TASK DESCRIPTION => The answer should consist of the records below, repeated exactly, and no pictures.
□ □ □ □ □ □ □
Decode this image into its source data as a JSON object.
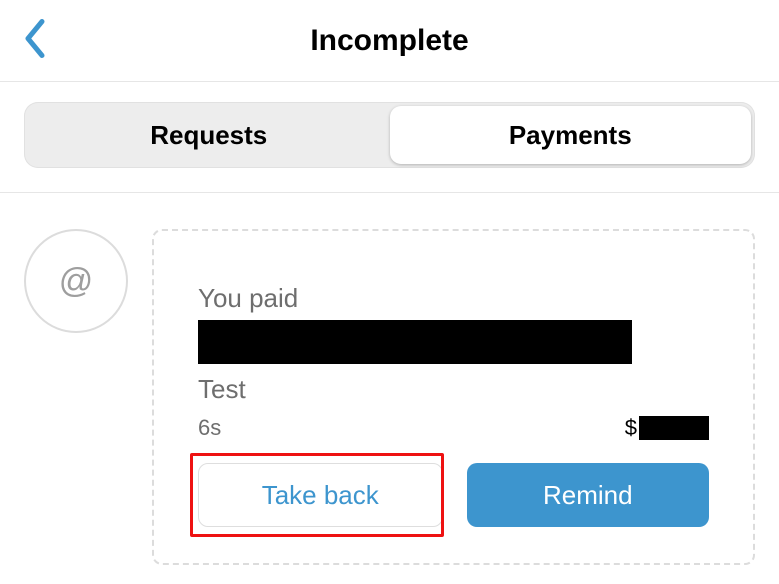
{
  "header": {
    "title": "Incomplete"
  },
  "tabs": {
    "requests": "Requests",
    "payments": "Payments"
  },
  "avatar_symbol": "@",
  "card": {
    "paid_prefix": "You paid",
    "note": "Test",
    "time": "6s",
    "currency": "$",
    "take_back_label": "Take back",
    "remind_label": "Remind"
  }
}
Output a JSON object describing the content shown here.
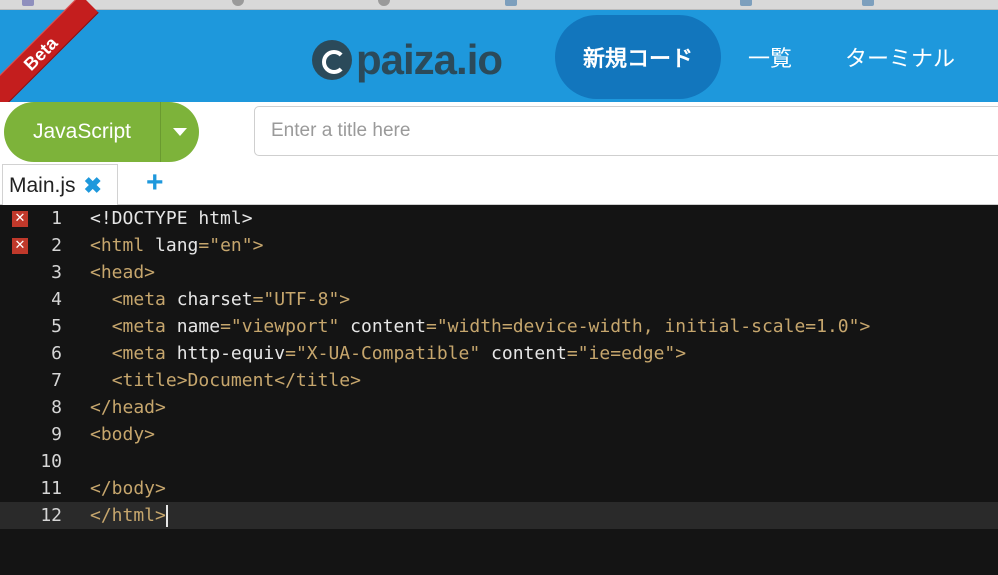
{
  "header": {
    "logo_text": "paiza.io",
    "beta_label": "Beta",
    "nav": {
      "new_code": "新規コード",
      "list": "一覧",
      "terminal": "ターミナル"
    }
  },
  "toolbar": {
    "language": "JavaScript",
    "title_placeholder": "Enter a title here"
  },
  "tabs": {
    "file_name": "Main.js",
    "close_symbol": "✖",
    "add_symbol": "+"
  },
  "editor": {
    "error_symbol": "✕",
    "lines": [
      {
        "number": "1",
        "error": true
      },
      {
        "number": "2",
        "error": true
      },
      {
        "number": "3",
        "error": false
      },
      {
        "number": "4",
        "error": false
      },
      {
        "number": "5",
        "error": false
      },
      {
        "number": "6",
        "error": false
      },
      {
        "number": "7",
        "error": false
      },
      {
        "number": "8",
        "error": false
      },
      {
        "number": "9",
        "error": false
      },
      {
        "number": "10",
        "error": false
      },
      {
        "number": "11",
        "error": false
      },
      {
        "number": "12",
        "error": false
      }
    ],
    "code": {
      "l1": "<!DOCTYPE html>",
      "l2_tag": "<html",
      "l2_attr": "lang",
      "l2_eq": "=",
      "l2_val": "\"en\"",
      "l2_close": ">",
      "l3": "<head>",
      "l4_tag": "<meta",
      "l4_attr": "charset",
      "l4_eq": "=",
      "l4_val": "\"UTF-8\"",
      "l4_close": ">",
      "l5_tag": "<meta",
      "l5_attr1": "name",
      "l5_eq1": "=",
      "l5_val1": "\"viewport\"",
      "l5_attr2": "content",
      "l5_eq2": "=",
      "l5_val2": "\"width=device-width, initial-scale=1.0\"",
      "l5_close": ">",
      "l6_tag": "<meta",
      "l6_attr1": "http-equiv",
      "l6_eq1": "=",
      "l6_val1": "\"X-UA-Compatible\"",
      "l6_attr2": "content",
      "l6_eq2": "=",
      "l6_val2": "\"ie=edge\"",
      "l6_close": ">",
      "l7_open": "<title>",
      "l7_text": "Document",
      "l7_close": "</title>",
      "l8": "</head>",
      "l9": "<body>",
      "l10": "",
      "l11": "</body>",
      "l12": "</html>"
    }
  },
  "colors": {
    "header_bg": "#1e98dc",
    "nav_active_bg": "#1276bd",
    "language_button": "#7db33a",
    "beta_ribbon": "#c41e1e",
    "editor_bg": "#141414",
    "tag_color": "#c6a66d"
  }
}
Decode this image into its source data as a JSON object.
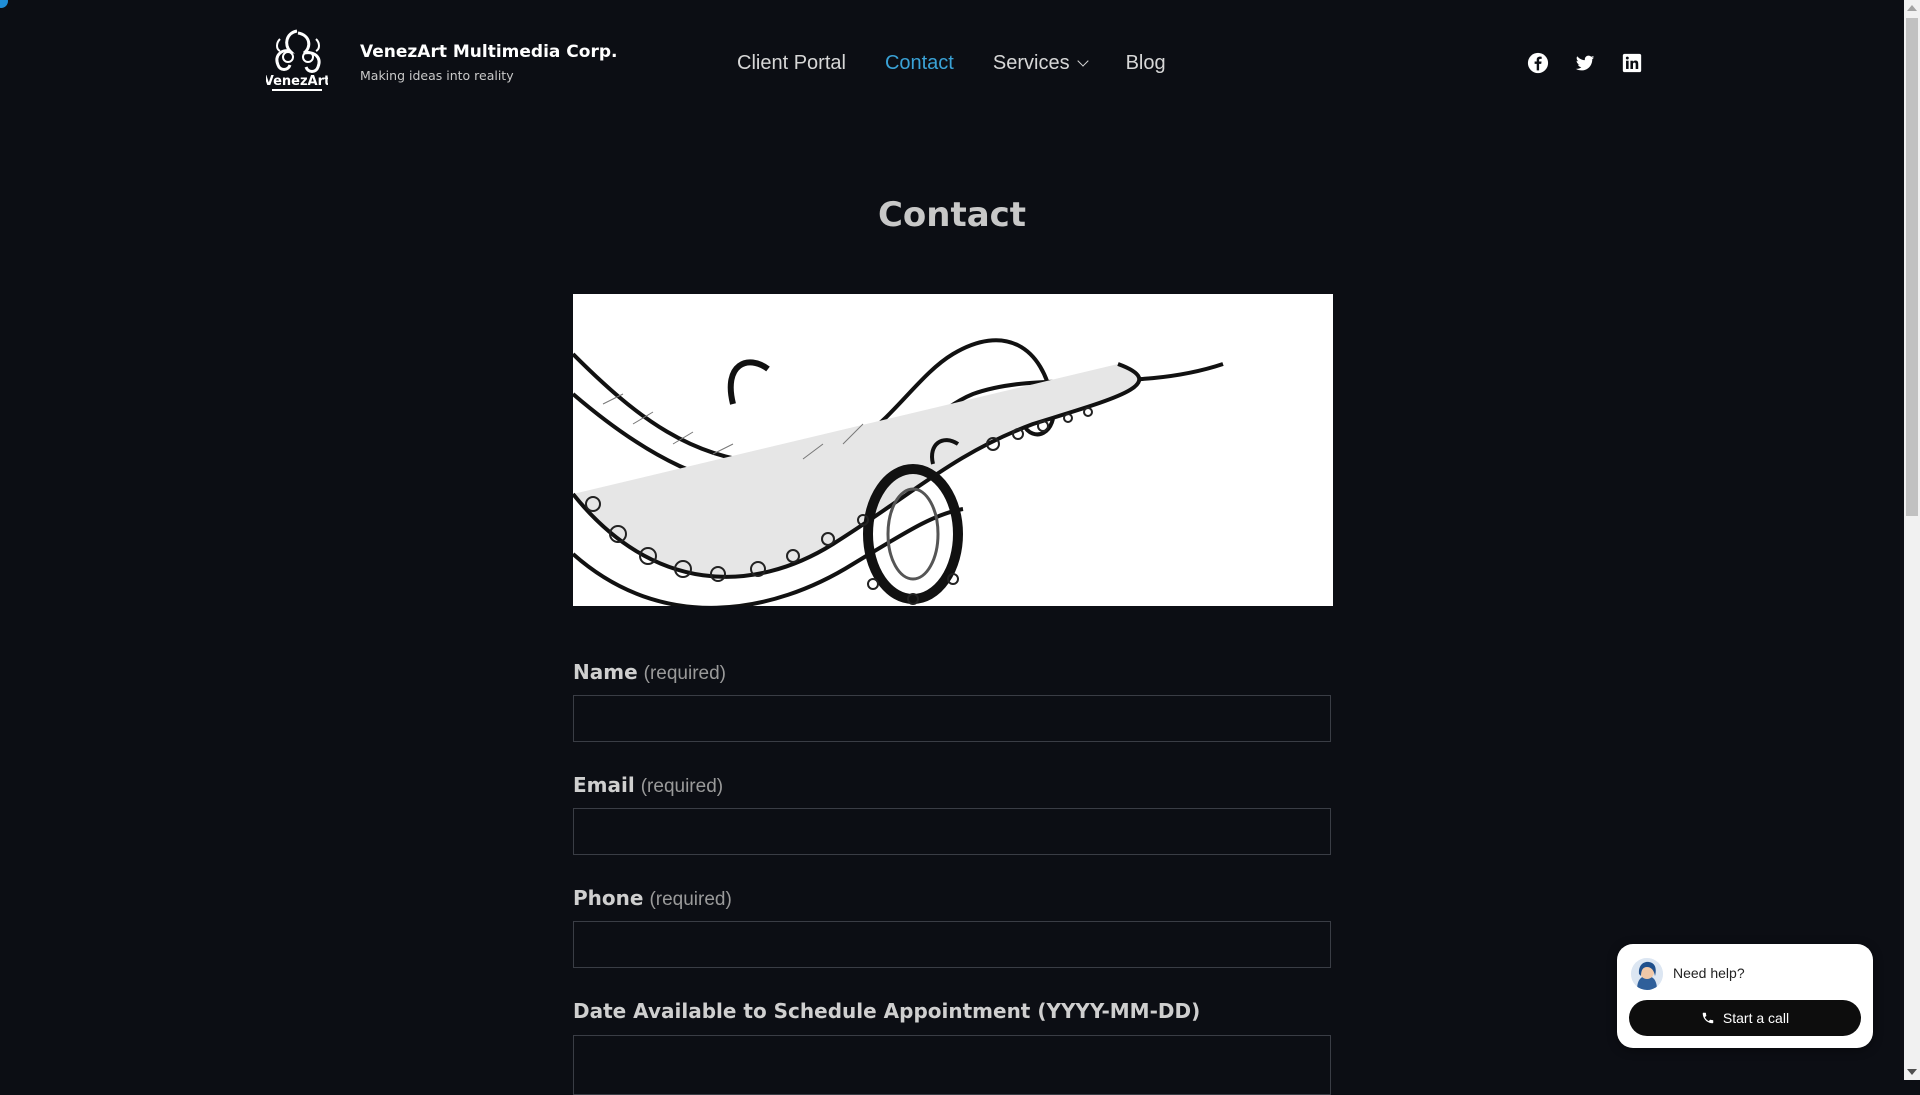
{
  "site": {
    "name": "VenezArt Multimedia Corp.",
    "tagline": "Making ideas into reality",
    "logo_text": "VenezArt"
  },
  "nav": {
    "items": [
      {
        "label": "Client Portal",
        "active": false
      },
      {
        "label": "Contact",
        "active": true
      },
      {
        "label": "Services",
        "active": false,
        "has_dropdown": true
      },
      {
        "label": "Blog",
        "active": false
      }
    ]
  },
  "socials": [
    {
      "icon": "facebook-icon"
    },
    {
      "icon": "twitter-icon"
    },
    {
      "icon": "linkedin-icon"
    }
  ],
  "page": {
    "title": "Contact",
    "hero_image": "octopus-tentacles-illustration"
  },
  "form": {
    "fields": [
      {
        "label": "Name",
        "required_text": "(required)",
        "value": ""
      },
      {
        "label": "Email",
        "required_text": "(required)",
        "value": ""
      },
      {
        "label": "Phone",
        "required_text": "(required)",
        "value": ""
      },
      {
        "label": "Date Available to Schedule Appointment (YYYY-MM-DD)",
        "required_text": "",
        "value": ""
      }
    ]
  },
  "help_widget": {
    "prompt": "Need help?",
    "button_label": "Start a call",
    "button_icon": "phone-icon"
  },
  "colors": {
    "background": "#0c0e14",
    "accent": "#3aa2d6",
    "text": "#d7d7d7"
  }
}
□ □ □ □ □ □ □
SOLUTION TO THE EXERCISE =>
Decode this image into its source data as a JSON object.
{
  "header": {
    "title": "Incomplete"
  },
  "tabs": {
    "requests": "Requests",
    "payments": "Payments"
  },
  "avatar_symbol": "@",
  "card": {
    "paid_prefix": "You paid",
    "note": "Test",
    "time": "6s",
    "currency": "$",
    "take_back_label": "Take back",
    "remind_label": "Remind"
  }
}
Output a JSON object describing the content shown here.
{
  "header": {
    "logo_text": "paiza.io",
    "beta_label": "Beta",
    "nav": {
      "new_code": "新規コード",
      "list": "一覧",
      "terminal": "ターミナル"
    }
  },
  "toolbar": {
    "language": "JavaScript",
    "title_placeholder": "Enter a title here"
  },
  "tabs": {
    "file_name": "Main.js",
    "close_symbol": "✖",
    "add_symbol": "+"
  },
  "editor": {
    "error_symbol": "✕",
    "lines": [
      {
        "number": "1",
        "error": true
      },
      {
        "number": "2",
        "error": true
      },
      {
        "number": "3",
        "error": false
      },
      {
        "number": "4",
        "error": false
      },
      {
        "number": "5",
        "error": false
      },
      {
        "number": "6",
        "error": false
      },
      {
        "number": "7",
        "error": false
      },
      {
        "number": "8",
        "error": false
      },
      {
        "number": "9",
        "error": false
      },
      {
        "number": "10",
        "error": false
      },
      {
        "number": "11",
        "error": false
      },
      {
        "number": "12",
        "error": false
      }
    ],
    "code": {
      "l1": "<!DOCTYPE html>",
      "l2_tag": "<html",
      "l2_attr": "lang",
      "l2_eq": "=",
      "l2_val": "\"en\"",
      "l2_close": ">",
      "l3": "<head>",
      "l4_tag": "<meta",
      "l4_attr": "charset",
      "l4_eq": "=",
      "l4_val": "\"UTF-8\"",
      "l4_close": ">",
      "l5_tag": "<meta",
      "l5_attr1": "name",
      "l5_eq1": "=",
      "l5_val1": "\"viewport\"",
      "l5_attr2": "content",
      "l5_eq2": "=",
      "l5_val2": "\"width=device-width, initial-scale=1.0\"",
      "l5_close": ">",
      "l6_tag": "<meta",
      "l6_attr1": "http-equiv",
      "l6_eq1": "=",
      "l6_val1": "\"X-UA-Compatible\"",
      "l6_attr2": "content",
      "l6_eq2": "=",
      "l6_val2": "\"ie=edge\"",
      "l6_close": ">",
      "l7_open": "<title>",
      "l7_text": "Document",
      "l7_close": "</title>",
      "l8": "</head>",
      "l9": "<body>",
      "l10": "",
      "l11": "</body>",
      "l12": "</html>"
    }
  },
  "colors": {
    "header_bg": "#1e98dc",
    "nav_active_bg": "#1276bd",
    "language_button": "#7db33a",
    "beta_ribbon": "#c41e1e",
    "editor_bg": "#141414",
    "tag_color": "#c6a66d"
  }
}
Decode this image into its source data as a JSON object.
{
  "site": {
    "name": "VenezArt Multimedia Corp.",
    "tagline": "Making ideas into reality",
    "logo_text": "VenezArt"
  },
  "nav": {
    "items": [
      {
        "label": "Client Portal",
        "active": false
      },
      {
        "label": "Contact",
        "active": true
      },
      {
        "label": "Services",
        "active": false,
        "has_dropdown": true
      },
      {
        "label": "Blog",
        "active": false
      }
    ]
  },
  "socials": [
    {
      "icon": "facebook-icon"
    },
    {
      "icon": "twitter-icon"
    },
    {
      "icon": "linkedin-icon"
    }
  ],
  "page": {
    "title": "Contact",
    "hero_image": "octopus-tentacles-illustration"
  },
  "form": {
    "fields": [
      {
        "label": "Name",
        "required_text": "(required)",
        "value": ""
      },
      {
        "label": "Email",
        "required_text": "(required)",
        "value": ""
      },
      {
        "label": "Phone",
        "required_text": "(required)",
        "value": ""
      },
      {
        "label": "Date Available to Schedule Appointment (YYYY-MM-DD)",
        "required_text": "",
        "value": ""
      }
    ]
  },
  "help_widget": {
    "prompt": "Need help?",
    "button_label": "Start a call",
    "button_icon": "phone-icon"
  },
  "colors": {
    "background": "#0c0e14",
    "accent": "#3aa2d6",
    "text": "#d7d7d7"
  }
}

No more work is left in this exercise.